_What you have to do_
Check each line of the material that follows, and copy those holding the string "When".

_Data shown_
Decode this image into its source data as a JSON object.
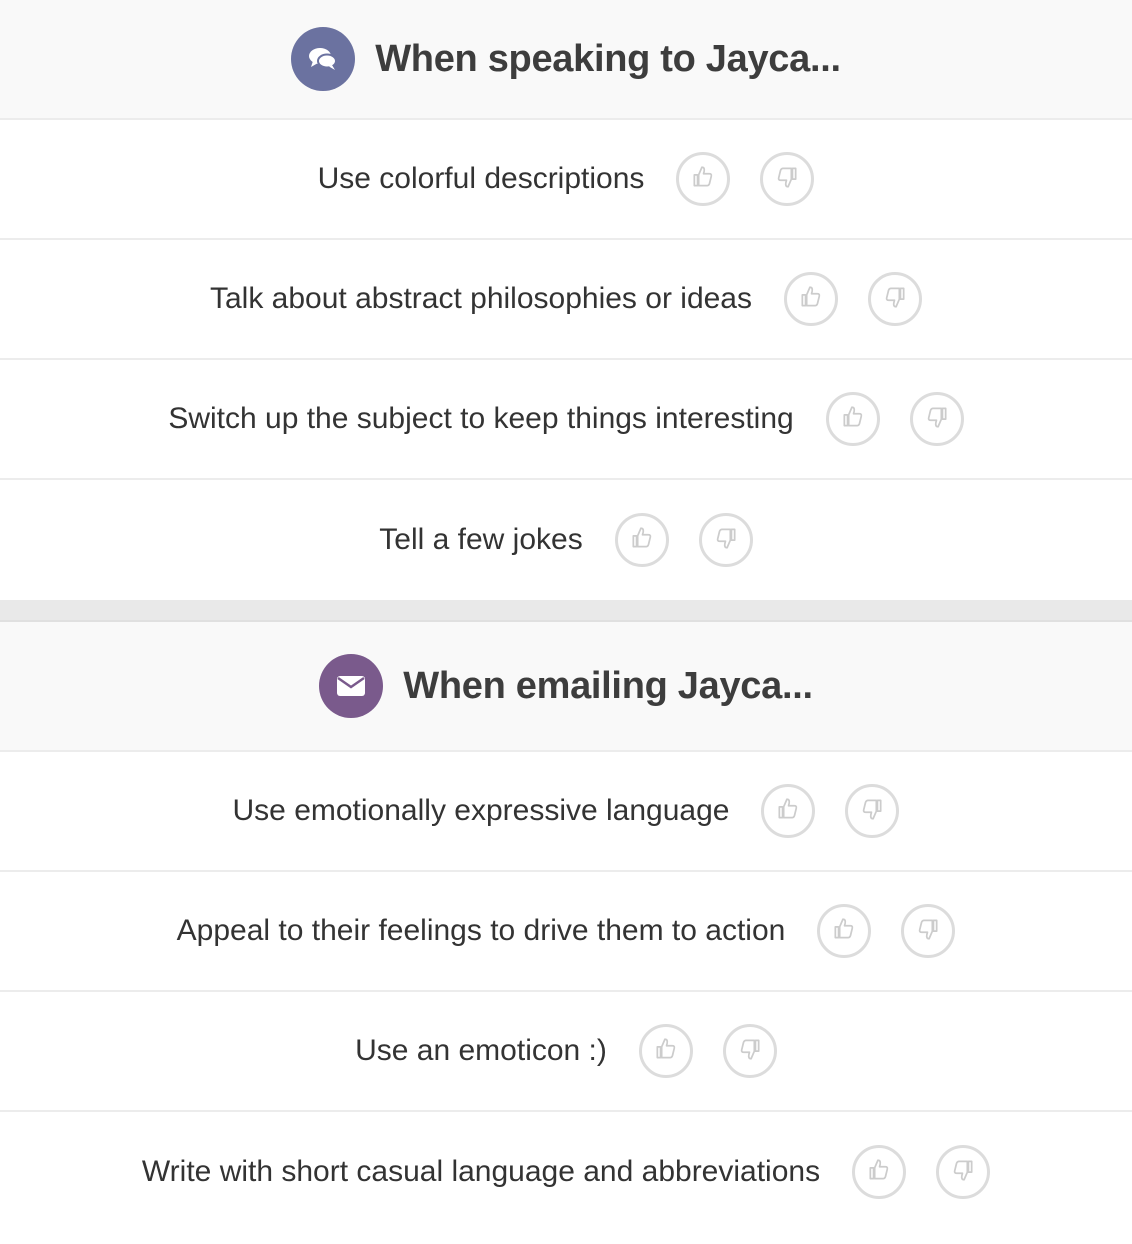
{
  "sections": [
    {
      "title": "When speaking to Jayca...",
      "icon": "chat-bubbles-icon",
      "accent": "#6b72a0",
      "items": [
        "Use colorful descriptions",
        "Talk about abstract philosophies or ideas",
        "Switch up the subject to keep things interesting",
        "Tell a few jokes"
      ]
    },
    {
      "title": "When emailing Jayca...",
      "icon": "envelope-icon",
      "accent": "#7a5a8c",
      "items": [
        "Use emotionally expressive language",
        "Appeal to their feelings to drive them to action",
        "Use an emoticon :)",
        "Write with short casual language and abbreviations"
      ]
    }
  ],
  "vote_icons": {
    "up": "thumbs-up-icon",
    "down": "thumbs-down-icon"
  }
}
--
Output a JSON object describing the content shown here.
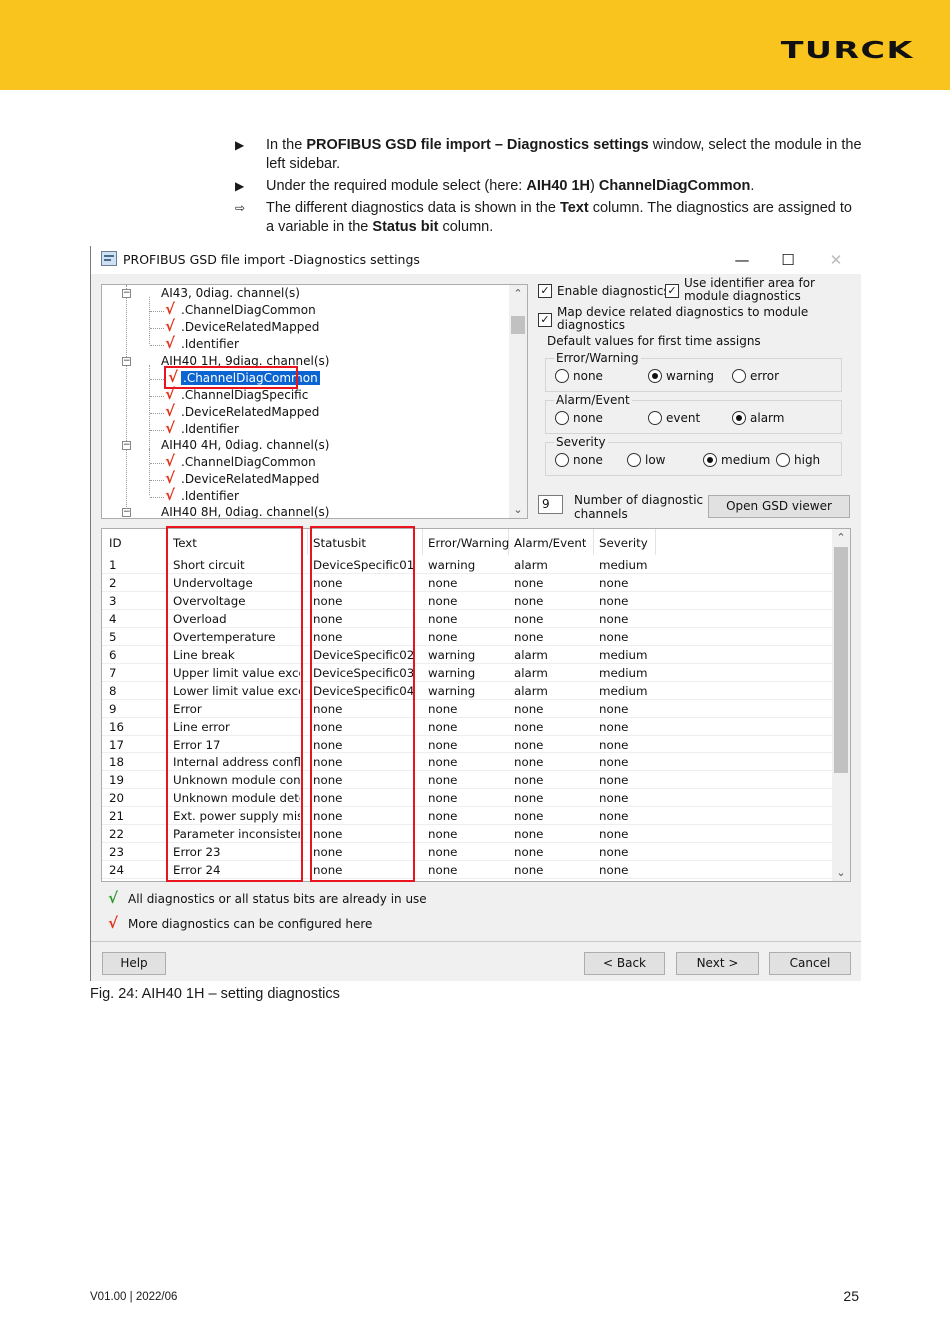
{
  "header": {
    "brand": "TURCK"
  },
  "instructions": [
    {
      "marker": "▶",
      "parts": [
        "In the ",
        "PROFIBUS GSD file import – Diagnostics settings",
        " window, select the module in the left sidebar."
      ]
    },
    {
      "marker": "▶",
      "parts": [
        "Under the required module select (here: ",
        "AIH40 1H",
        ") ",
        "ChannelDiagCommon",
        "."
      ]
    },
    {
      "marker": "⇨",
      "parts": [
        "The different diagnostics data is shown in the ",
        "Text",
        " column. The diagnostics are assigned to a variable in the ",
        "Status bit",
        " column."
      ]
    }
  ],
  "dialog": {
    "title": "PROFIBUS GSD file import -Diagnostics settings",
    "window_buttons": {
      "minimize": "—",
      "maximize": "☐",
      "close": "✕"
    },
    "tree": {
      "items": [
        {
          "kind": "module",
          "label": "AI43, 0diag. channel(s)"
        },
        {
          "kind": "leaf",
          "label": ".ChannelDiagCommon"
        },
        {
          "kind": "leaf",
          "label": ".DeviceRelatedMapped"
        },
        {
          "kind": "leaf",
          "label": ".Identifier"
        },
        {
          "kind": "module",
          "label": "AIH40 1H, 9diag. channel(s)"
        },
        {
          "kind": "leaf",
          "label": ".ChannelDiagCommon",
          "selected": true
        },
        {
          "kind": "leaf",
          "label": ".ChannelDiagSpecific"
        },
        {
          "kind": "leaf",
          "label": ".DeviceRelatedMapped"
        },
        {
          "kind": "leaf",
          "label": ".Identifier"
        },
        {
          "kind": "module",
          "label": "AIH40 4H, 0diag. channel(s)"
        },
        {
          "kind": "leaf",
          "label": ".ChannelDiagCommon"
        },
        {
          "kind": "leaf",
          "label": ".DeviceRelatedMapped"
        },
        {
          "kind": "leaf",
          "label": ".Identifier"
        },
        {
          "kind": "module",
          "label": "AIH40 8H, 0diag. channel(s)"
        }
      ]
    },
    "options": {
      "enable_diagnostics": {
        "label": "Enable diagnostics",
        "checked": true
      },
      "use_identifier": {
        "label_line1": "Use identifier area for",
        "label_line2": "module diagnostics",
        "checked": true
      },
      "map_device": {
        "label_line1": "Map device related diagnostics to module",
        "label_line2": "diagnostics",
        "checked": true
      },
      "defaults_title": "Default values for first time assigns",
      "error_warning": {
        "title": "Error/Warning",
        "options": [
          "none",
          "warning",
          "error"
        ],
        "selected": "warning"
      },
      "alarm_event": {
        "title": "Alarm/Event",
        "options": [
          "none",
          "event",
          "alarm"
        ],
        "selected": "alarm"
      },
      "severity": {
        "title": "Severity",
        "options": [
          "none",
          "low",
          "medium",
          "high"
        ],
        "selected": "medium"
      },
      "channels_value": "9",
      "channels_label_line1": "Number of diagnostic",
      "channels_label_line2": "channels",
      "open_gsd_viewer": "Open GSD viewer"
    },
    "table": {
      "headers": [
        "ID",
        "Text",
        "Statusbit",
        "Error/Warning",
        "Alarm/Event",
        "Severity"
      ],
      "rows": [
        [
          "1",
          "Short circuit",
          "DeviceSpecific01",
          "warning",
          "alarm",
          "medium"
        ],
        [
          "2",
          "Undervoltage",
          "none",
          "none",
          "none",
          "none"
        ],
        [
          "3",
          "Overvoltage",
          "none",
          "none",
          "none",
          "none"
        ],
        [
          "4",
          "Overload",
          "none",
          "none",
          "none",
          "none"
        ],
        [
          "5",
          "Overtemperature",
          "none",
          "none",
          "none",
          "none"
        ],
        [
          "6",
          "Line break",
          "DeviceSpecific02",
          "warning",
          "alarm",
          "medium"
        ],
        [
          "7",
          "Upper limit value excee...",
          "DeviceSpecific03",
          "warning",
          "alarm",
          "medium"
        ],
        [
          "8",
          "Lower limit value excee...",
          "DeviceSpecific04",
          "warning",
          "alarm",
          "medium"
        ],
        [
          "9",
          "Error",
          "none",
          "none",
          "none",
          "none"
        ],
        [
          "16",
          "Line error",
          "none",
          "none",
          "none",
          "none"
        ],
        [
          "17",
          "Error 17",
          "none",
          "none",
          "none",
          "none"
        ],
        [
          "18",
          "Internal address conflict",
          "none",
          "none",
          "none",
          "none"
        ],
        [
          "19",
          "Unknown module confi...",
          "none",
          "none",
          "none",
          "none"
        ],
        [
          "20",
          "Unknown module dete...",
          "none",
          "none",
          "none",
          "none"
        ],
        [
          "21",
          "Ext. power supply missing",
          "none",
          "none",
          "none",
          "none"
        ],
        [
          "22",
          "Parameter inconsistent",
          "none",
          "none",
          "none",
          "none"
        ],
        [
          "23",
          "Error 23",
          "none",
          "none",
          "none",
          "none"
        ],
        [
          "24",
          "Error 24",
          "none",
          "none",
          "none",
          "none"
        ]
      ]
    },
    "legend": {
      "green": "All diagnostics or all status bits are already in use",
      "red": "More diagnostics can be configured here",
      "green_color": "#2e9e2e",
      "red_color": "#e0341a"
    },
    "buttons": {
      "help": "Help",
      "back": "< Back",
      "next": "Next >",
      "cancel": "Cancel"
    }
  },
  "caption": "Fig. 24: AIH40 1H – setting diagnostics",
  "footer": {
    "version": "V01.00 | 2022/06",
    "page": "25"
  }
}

_Problem solution_
      "title": "When speaking to Jayca...",
      "title": "When emailing Jayca...",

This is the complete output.